Can my house be “Too Tight”?
Yes it can, but it’s highly unlikely, especially in the windy climates of the southeastern United States. CMU and wood framed homes will always have some small gaps and cracks no matter how well they are framed or insulated. Windows will also have small amounts of air infiltration. Whenever a door is opened to the outside of the home air exchange occurs of approx. 300 cubic feet. Our position is that you only get one chance to insulate a new home. If you under-insulate you will regret it. In the unlikely event that you over-insulate the situation can be remedied with low cost ventilation.

What are the advantages of flexible foam?
Any foam such as Spray Polyurethane Foam that adheres to building materials, must remain flexible in order to maintain its air seal. Buildings expand and contract with changes of season and temperature. If the foam is too rigid, it will inevitably develop cracks along the studs and ultimately the air seal will be destroyed.
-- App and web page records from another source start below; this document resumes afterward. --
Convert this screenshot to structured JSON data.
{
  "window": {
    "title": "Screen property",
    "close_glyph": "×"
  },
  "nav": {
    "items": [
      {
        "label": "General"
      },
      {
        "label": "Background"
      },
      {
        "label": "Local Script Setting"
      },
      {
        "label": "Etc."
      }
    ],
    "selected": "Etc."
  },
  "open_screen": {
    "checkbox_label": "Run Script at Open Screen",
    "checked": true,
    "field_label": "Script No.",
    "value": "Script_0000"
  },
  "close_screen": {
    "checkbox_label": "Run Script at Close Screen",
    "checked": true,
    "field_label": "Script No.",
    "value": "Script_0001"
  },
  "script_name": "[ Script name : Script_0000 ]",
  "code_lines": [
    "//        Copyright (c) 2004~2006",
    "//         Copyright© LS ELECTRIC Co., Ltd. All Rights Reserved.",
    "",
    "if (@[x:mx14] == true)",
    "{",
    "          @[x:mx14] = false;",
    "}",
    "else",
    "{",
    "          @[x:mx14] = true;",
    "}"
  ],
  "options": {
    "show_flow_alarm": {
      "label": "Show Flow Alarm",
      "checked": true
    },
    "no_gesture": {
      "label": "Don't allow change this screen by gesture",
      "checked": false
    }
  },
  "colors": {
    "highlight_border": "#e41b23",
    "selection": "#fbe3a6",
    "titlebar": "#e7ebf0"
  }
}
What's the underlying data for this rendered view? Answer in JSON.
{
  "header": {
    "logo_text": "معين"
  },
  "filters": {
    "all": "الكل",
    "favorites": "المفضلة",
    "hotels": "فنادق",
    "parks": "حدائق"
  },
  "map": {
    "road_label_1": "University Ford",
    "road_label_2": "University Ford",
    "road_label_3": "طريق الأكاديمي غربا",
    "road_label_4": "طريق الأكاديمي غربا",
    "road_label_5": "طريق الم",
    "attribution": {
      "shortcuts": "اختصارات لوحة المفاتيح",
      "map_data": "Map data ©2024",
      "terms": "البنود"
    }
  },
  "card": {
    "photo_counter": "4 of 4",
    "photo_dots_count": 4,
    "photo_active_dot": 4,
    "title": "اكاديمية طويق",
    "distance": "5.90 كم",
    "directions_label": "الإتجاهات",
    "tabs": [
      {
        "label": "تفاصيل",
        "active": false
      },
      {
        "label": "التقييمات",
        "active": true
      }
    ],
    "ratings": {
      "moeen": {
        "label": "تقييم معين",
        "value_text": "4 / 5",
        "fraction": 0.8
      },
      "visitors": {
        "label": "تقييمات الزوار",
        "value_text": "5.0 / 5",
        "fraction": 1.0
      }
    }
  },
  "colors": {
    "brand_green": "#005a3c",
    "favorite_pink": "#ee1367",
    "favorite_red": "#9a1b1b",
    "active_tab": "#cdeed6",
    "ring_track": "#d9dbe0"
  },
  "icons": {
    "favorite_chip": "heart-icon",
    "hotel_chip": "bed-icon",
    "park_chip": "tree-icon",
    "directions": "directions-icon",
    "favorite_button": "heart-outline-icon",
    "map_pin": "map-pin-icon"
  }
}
While other types of non-rigid insulation — such as batts and loose fill cellulose — can slip, sag, or settle, leaving uninsulated gaps that wouldn’t stop air even if they were properly installed.

Is the insulation corrosive to metals?
No. It is non-corrosive, neutral — neither acidic nor alkaline — and ideal for metal construction and can be applied to pvc, cpvc, sprinkler pipe metal or plastic, electrical wires etc.

Do I need Attic and Roof Venting?
No. Attic and roof venting were developed simply because of the placement of loose fill/glassine fiber insulations that cant defy gravity. Therefore they had to be dropped on the floor of the attic and spread around when it came to an Open Attic Assembly. So now the air above the insulation had to be dealt with. The only two things you can do with air is expel it to the outside, or make it conditioned like your living space. Enter venting….the decision was to open various holes throughout the attic and eves to allow air and moisture not to be stagnated, but to be relieved to the outside. The only way to get the moisture out of the house was to create off ridge and soffit venting. In the summer, venting is typically used to remove hot air from un-insulated attic spaces, one of the purposes of which is to protect the underside of roof shingles from excessive heat. With Spray Polyurethane Foam and a Closed Attic Assembly there are no such problems because the insulation is used in the same manner as the insulation in the walls in regards to building envelope insulating. The only difference is that the walls are vertical and the roof is on a slant. We insulate at the roof line and seal it up completely from the outside, therefore treating the attic as a conditioned space, even though we are not directing blowing air into the attic, it still stays within a few degrees of the living space temperature. The building code only recognizes an “attic” as the unconditioned portion of a home. A spray foamed house with a Closed Attic Assembly does not have an “attic”.